Rohini Gupta is a Ph.D. student working in the Reed Research Group.
What is your area of research and why is it important?
Currently, my dissertation research is on reconstructing weather regimes in the Western U.S. In our work, we identify regional signals that dictate weather dynamics and then reconstruct those signals back in time using tree ring chronologies. This allows us to uncover weather dynamics back to the year 1400, which is important for us to be able to extend our understanding of natural variability in the weather system. The main goal with this work is to create weather scenarios that are informed by these reconstructions and then propagate them through water systems models developed for California to improve our understanding of how different stakeholders (reservoirs, farmers, irrigation districts, groundwater banks) will be affected by various weather scenarios and climate changes.

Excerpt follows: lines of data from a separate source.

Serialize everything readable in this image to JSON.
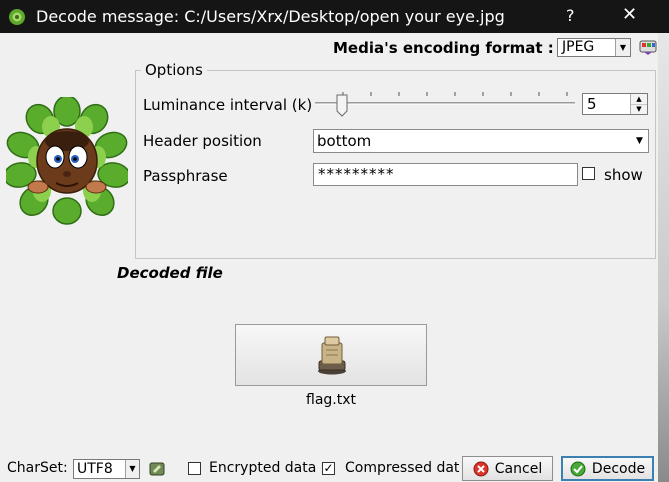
{
  "window": {
    "title": "Decode message: C:/Users/Xrx/Desktop/open your eye.jpg",
    "help_glyph": "?",
    "close_glyph": "✕"
  },
  "media": {
    "label": "Media's encoding format :",
    "format": "JPEG"
  },
  "options": {
    "legend": "Options",
    "luminance_label": "Luminance interval (k)",
    "luminance_value": "5",
    "header_label": "Header position",
    "header_value": "bottom",
    "passphrase_label": "Passphrase",
    "passphrase_value": "*********",
    "show_label": "show",
    "show_checked": false
  },
  "decoded": {
    "label": "Decoded file",
    "file_name": "flag.txt"
  },
  "bottom": {
    "charset_label": "CharSet:",
    "charset_value": "UTF8",
    "encrypted_label": "Encrypted data",
    "encrypted_checked": false,
    "compressed_label": "Compressed dat",
    "compressed_checked": true,
    "cancel_label": "Cancel",
    "decode_label": "Decode"
  },
  "icons": {
    "app": "leaf-app-icon",
    "media_format": "palette-icon",
    "mascot": "leaf-mascot-icon",
    "file": "archive-file-icon",
    "charset": "charset-edit-icon",
    "cancel": "cancel-icon",
    "decode": "checkmark-icon"
  },
  "colors": {
    "titlebar": "#151515",
    "window_bg": "#f0f0f0",
    "leaf_green": "#55a82a",
    "cancel_red": "#d8372a",
    "decode_green": "#49a83a",
    "focus_border": "#3c7fb1"
  }
}
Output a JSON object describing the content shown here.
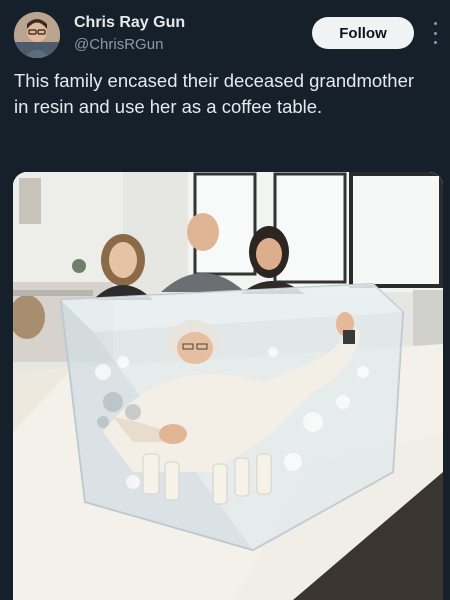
{
  "author": {
    "name": "Chris Ray Gun",
    "handle": "@ChrisRGun",
    "avatar_icon": "avatar-photo"
  },
  "actions": {
    "follow_label": "Follow",
    "more_icon": "more-vertical-icon"
  },
  "tweet": {
    "text": "This family encased their deceased grandmother in resin and use her as a coffee table."
  },
  "colors": {
    "background": "#15202b",
    "text": "#e7e9ea",
    "secondary": "#8b98a5",
    "follow_bg": "#eff3f4"
  }
}
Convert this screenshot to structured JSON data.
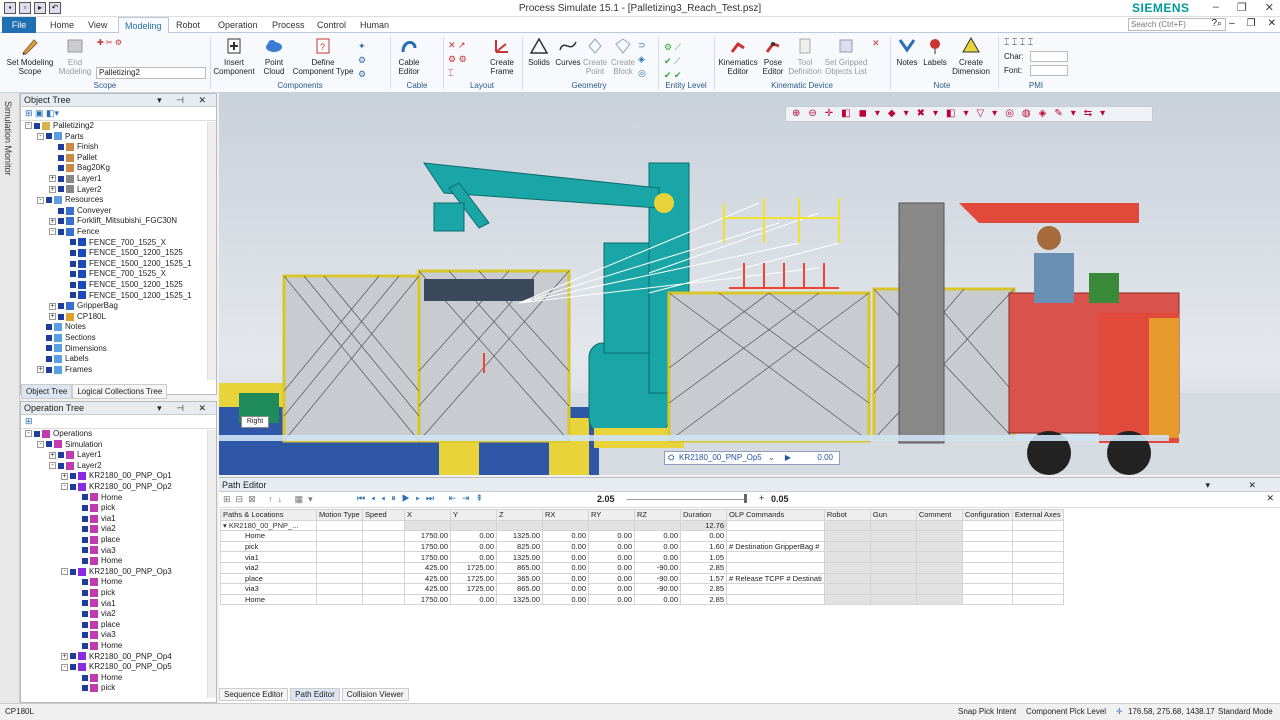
{
  "window": {
    "title": "Process Simulate 15.1 - [Palletizing3_Reach_Test.psz]",
    "brand": "SIEMENS"
  },
  "menu": {
    "tabs": [
      "File",
      "Home",
      "View",
      "Modeling",
      "Robot",
      "Operation",
      "Process",
      "Control",
      "Human"
    ],
    "active": "Modeling",
    "search_placeholder": "Search (Ctrl+F)"
  },
  "ribbon": {
    "scope": {
      "set_label": "Set Modeling\nScope",
      "end_label": "End\nModeling",
      "dropdown": "Palletizing2",
      "group": "Scope"
    },
    "components": {
      "insert": "Insert\nComponent",
      "point_cloud": "Point\nCloud",
      "define": "Define\nComponent Type",
      "group": "Components"
    },
    "cable": {
      "editor": "Cable\nEditor",
      "group": "Cable"
    },
    "layout": {
      "create_frame": "Create\nFrame",
      "group": "Layout"
    },
    "geometry": {
      "solids": "Solids",
      "curves": "Curves",
      "create_point": "Create\nPoint",
      "create_block": "Create\nBlock",
      "group": "Geometry"
    },
    "entity": {
      "group": "Entity Level"
    },
    "kinematic": {
      "kin_editor": "Kinematics\nEditor",
      "pose_editor": "Pose\nEditor",
      "tool_def": "Tool\nDefinition",
      "gripped": "Set Gripped\nObjects List",
      "group": "Kinematic Device"
    },
    "note": {
      "notes": "Notes",
      "labels": "Labels",
      "create_dim": "Create\nDimension",
      "group": "Note"
    },
    "pmi": {
      "char_label": "Char:",
      "font_label": "Font:",
      "group": "PMI"
    }
  },
  "object_tree": {
    "title": "Object Tree",
    "items": [
      {
        "d": 0,
        "t": "Palletizing2",
        "e": "-",
        "c": "#d8b24a"
      },
      {
        "d": 1,
        "t": "Parts",
        "e": "-",
        "c": "#5aa0e0"
      },
      {
        "d": 2,
        "t": "Finish",
        "e": "",
        "c": "#c84"
      },
      {
        "d": 2,
        "t": "Pallet",
        "e": "",
        "c": "#c84"
      },
      {
        "d": 2,
        "t": "Bag20Kg",
        "e": "",
        "c": "#c84"
      },
      {
        "d": 2,
        "t": "Layer1",
        "e": "+",
        "c": "#888"
      },
      {
        "d": 2,
        "t": "Layer2",
        "e": "+",
        "c": "#888"
      },
      {
        "d": 1,
        "t": "Resources",
        "e": "-",
        "c": "#5aa0e0"
      },
      {
        "d": 2,
        "t": "Conveyer",
        "e": "",
        "c": "#3a6fd0"
      },
      {
        "d": 2,
        "t": "Forklift_Mitsubishi_FGC30N",
        "e": "+",
        "c": "#3a6fd0"
      },
      {
        "d": 2,
        "t": "Fence",
        "e": "-",
        "c": "#3a6fd0"
      },
      {
        "d": 3,
        "t": "FENCE_700_1525_X",
        "e": "",
        "c": "#1b49b8"
      },
      {
        "d": 3,
        "t": "FENCE_1500_1200_1525",
        "e": "",
        "c": "#1b49b8"
      },
      {
        "d": 3,
        "t": "FENCE_1500_1200_1525_1",
        "e": "",
        "c": "#1b49b8"
      },
      {
        "d": 3,
        "t": "FENCE_700_1525_X",
        "e": "",
        "c": "#1b49b8"
      },
      {
        "d": 3,
        "t": "FENCE_1500_1200_1525",
        "e": "",
        "c": "#1b49b8"
      },
      {
        "d": 3,
        "t": "FENCE_1500_1200_1525_1",
        "e": "",
        "c": "#1b49b8"
      },
      {
        "d": 2,
        "t": "GripperBag",
        "e": "+",
        "c": "#3a6fd0"
      },
      {
        "d": 2,
        "t": "CP180L",
        "e": "+",
        "c": "#e0a030"
      },
      {
        "d": 1,
        "t": "Notes",
        "e": "",
        "c": "#5aa0e0"
      },
      {
        "d": 1,
        "t": "Sections",
        "e": "",
        "c": "#5aa0e0"
      },
      {
        "d": 1,
        "t": "Dimensions",
        "e": "",
        "c": "#5aa0e0"
      },
      {
        "d": 1,
        "t": "Labels",
        "e": "",
        "c": "#5aa0e0"
      },
      {
        "d": 1,
        "t": "Frames",
        "e": "+",
        "c": "#5aa0e0"
      }
    ],
    "tabs": [
      "Object Tree",
      "Logical Collections Tree"
    ]
  },
  "operation_tree": {
    "title": "Operation Tree",
    "items": [
      {
        "d": 0,
        "t": "Operations",
        "e": "-",
        "c": "#c03bb0"
      },
      {
        "d": 1,
        "t": "Simulation",
        "e": "-",
        "c": "#c03bb0"
      },
      {
        "d": 2,
        "t": "Layer1",
        "e": "+",
        "c": "#c03bb0"
      },
      {
        "d": 2,
        "t": "Layer2",
        "e": "-",
        "c": "#c03bb0"
      },
      {
        "d": 3,
        "t": "KR2180_00_PNP_Op1",
        "e": "+",
        "c": "#8a2be2"
      },
      {
        "d": 3,
        "t": "KR2180_00_PNP_Op2",
        "e": "-",
        "c": "#8a2be2"
      },
      {
        "d": 4,
        "t": "Home",
        "e": "",
        "c": "#c03bb0"
      },
      {
        "d": 4,
        "t": "pick",
        "e": "",
        "c": "#c03bb0"
      },
      {
        "d": 4,
        "t": "via1",
        "e": "",
        "c": "#c03bb0"
      },
      {
        "d": 4,
        "t": "via2",
        "e": "",
        "c": "#c03bb0"
      },
      {
        "d": 4,
        "t": "place",
        "e": "",
        "c": "#c03bb0"
      },
      {
        "d": 4,
        "t": "via3",
        "e": "",
        "c": "#c03bb0"
      },
      {
        "d": 4,
        "t": "Home",
        "e": "",
        "c": "#c03bb0"
      },
      {
        "d": 3,
        "t": "KR2180_00_PNP_Op3",
        "e": "-",
        "c": "#8a2be2"
      },
      {
        "d": 4,
        "t": "Home",
        "e": "",
        "c": "#c03bb0"
      },
      {
        "d": 4,
        "t": "pick",
        "e": "",
        "c": "#c03bb0"
      },
      {
        "d": 4,
        "t": "via1",
        "e": "",
        "c": "#c03bb0"
      },
      {
        "d": 4,
        "t": "via2",
        "e": "",
        "c": "#c03bb0"
      },
      {
        "d": 4,
        "t": "place",
        "e": "",
        "c": "#c03bb0"
      },
      {
        "d": 4,
        "t": "via3",
        "e": "",
        "c": "#c03bb0"
      },
      {
        "d": 4,
        "t": "Home",
        "e": "",
        "c": "#c03bb0"
      },
      {
        "d": 3,
        "t": "KR2180_00_PNP_Op4",
        "e": "+",
        "c": "#8a2be2"
      },
      {
        "d": 3,
        "t": "KR2180_00_PNP_Op5",
        "e": "-",
        "c": "#8a2be2"
      },
      {
        "d": 4,
        "t": "Home",
        "e": "",
        "c": "#c03bb0"
      },
      {
        "d": 4,
        "t": "pick",
        "e": "",
        "c": "#c03bb0"
      }
    ]
  },
  "viewport": {
    "op_name": "KR2180_00_PNP_Op5",
    "op_time": "0.00",
    "view_label": "Right"
  },
  "path_editor": {
    "title": "Path Editor",
    "time": "2.05",
    "step": "0.05",
    "columns": [
      "Paths & Locations",
      "Motion Type",
      "Speed",
      "X",
      "Y",
      "Z",
      "RX",
      "RY",
      "RZ",
      "Duration",
      "OLP Commands",
      "Robot",
      "Gun",
      "Comment",
      "Configuration",
      "External Axes"
    ],
    "path_row": {
      "name": "KR2180_00_PNP_...",
      "duration": "12.76"
    },
    "rows": [
      {
        "n": "Home",
        "x": "1750.00",
        "y": "0.00",
        "z": "1325.00",
        "rx": "0.00",
        "ry": "0.00",
        "rz": "0.00",
        "d": "0.00",
        "olp": ""
      },
      {
        "n": "pick",
        "x": "1750.00",
        "y": "0.00",
        "z": "825.00",
        "rx": "0.00",
        "ry": "0.00",
        "rz": "0.00",
        "d": "1.60",
        "olp": "# Destination  GripperBag  #"
      },
      {
        "n": "via1",
        "x": "1750.00",
        "y": "0.00",
        "z": "1325.00",
        "rx": "0.00",
        "ry": "0.00",
        "rz": "0.00",
        "d": "1.05",
        "olp": ""
      },
      {
        "n": "via2",
        "x": "425.00",
        "y": "1725.00",
        "z": "865.00",
        "rx": "0.00",
        "ry": "0.00",
        "rz": "-90.00",
        "d": "2.85",
        "olp": ""
      },
      {
        "n": "place",
        "x": "425.00",
        "y": "1725.00",
        "z": "365.00",
        "rx": "0.00",
        "ry": "0.00",
        "rz": "-90.00",
        "d": "1.57",
        "olp": "# Release  TCPF  # Destinati"
      },
      {
        "n": "via3",
        "x": "425.00",
        "y": "1725.00",
        "z": "865.00",
        "rx": "0.00",
        "ry": "0.00",
        "rz": "-90.00",
        "d": "2.85",
        "olp": ""
      },
      {
        "n": "Home",
        "x": "1750.00",
        "y": "0.00",
        "z": "1325.00",
        "rx": "0.00",
        "ry": "0.00",
        "rz": "0.00",
        "d": "2.85",
        "olp": ""
      }
    ]
  },
  "bottom_tabs": [
    "Sequence Editor",
    "Path Editor",
    "Collision Viewer"
  ],
  "left_strip": "Simulation Monitor",
  "status": {
    "left": "CP180L",
    "snap": "Snap Pick Intent",
    "pick": "Component Pick Level",
    "coords": "176.58, 275.68, 1438.17",
    "mode": "Standard Mode"
  }
}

What inspired you to choose this field of study?
I grew up in a very rural area surrounded by forests and wildlife that has completely shaped my way of life including my field of study. From a very early age, I knew that I wanted to study environmental engineering and through a variety of research experiences in undergrad, I ended up in water resources. I really love this field because everyday I am pulling ideas and expertise from various fields: computer science, environmental engineering, systems engineering, atmospheric science, and policy. I am so happy to have ended up in a field where I can have an impact in understanding and addressing climate change.
Can you tell us a little bit about yourself?
Outside of research, I really enjoy music (both playing and listening). In Ithaca, I play guitar/mandolin/sing in an all PhD folk/bluegrass band called Nobody et al. with my fellow lab member Dave Gold and our friend Geoff Pleiss. While I have been working from home during the pandemic, my dad, sister and I have formed our own folk trio and usually put out a new cover every week. Lately, we’ve been doing a lot of Bob Dylan and the Grateful Dead. We grew up listening to a lot of this music and it has been so fun to actually play these songs and share our renditions with friends and family. In Ithaca, I also play soccer and teach a computing class at the Women’s Opportunity Center.
Cornell has such a great CEE program and the research opportunities offered by my advisor aligned exactly with my interests. I have really enjoyed the wide variety of classes offered here and have met some wonderful professors. I also love Ithaca and there are so many amazing opportunities to get involved in volunteer work and other fun activities outside of school.
Tell us a fun fact about yourself.
During the pandemic, I started making earrings as a fun post-work activity. I started an Etsy shop where all the proceeds go to the Women's Center in my hometown. I was completely sold out and raised over $600 in a few days. The shop is empty now, but I will be restocking over Christmas break and will start another fundraiser! This was a great way to both pursue a new creative outlet for me and also to support an organization that has been incredibly important for providing assistance and shelter to women, men, and children. Definitely look for ways you can safely help out local organizations during this pandemic!